Actions that Evoke – Sometimes unintended actions are evoked.
Just like Ezekiel

Acts 4 – “They were astonished and they took note that these men had been with Jesus”

We are witnesses

We sometimes give the reminder that this isn’t what God has in mind

Mark 1:15

Is 52
Sometimes the sermon is a sub-story – there’s another story.

Luke 4 – they try to kill Jesus. At least most of our congregations have tried that.

Sermons have:
Loaded Language

Acts 17 – a missed response comes your way. Some people are skeptical, some are moved.

“And God said …”
“Words create new worlds”
Words need to be given flesh …
Rob believes that they have a power – “Talks start talks”
Many are conditioned in thinking that the preacher has the last word, maybe it’s just the first word.

Thoughts – Rob Bell comes out in his standard uniform, black on black, cool glasses and shoes that say, “Why do people only talk about my glasses; my shoes are cool too.” He’s sorta like a Johnny Cash meets an older Michael Cera, except Rob is actually funny. He’s brilliant too. I actually think Rob understands the way I feel. His assistants that do all this research for him are amazing.  Like am I really expected to believe that he understands the preacher hang-over?  He quotes my inner monologues like, “Have you heard anything I said?” and quotes listeners, “Did you like it? Yeah, he’s getting better. He’s kinda funny but he talks too fast some times so let’s go to Panera Bread and cut off every driver from here to there.”

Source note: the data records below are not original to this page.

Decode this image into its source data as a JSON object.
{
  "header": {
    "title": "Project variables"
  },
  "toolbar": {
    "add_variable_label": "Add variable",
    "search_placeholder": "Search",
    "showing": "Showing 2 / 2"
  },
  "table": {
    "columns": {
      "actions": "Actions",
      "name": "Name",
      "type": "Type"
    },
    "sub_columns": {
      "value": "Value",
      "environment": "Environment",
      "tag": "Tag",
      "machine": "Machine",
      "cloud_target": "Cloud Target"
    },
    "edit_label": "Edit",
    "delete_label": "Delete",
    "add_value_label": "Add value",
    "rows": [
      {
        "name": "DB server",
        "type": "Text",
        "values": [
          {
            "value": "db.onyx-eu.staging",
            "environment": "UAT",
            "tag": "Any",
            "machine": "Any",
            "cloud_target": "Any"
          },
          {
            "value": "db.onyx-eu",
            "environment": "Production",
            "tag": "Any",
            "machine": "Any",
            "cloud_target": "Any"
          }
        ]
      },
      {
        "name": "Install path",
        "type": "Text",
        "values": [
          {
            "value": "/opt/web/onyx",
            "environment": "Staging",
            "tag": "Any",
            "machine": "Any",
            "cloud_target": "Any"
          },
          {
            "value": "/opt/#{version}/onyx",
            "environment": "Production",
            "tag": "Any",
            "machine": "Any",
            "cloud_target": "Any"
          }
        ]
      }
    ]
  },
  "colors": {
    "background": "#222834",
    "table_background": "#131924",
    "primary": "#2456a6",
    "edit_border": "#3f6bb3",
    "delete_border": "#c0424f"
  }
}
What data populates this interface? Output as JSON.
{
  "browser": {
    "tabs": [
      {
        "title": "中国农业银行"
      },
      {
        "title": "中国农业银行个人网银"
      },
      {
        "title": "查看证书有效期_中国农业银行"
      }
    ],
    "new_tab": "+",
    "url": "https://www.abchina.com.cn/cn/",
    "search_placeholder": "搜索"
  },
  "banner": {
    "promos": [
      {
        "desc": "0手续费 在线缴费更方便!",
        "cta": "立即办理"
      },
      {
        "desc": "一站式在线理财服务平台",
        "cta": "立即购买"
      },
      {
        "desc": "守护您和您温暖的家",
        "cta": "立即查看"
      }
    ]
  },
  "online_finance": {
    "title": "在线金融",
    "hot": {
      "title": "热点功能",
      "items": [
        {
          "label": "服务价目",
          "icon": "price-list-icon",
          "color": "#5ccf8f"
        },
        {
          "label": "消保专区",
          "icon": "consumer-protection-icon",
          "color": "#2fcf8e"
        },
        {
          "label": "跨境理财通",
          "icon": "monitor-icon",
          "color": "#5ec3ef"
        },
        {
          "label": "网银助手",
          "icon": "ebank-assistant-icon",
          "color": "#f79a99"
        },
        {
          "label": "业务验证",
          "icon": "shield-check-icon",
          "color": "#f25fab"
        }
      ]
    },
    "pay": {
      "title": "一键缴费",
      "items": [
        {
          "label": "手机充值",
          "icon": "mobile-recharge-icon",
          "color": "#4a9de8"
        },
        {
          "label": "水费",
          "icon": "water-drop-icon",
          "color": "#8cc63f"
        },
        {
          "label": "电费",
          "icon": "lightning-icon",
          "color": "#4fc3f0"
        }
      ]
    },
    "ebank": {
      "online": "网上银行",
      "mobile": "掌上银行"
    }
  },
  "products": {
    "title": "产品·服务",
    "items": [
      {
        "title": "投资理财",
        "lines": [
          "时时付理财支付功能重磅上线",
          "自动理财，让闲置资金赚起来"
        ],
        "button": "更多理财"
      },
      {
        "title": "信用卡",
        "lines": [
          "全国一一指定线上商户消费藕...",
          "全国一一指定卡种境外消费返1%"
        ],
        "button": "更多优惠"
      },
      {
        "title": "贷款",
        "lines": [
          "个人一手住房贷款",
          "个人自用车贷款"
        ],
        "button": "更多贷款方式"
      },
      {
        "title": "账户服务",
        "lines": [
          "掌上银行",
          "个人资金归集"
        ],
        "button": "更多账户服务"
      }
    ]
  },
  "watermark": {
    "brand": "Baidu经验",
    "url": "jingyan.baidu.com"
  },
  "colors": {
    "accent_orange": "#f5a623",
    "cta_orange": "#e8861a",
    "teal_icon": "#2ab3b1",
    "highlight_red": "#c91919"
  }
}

Seriously, I think why so many connect with him is because he is a great communicator and he is in touch with how people feel.  And I suspect part of the reason is that he is in touch with how he actually feels.  it seemed to me that everyone in the room was feeling very similar things.  It was a solid first session and I am looking forward to more.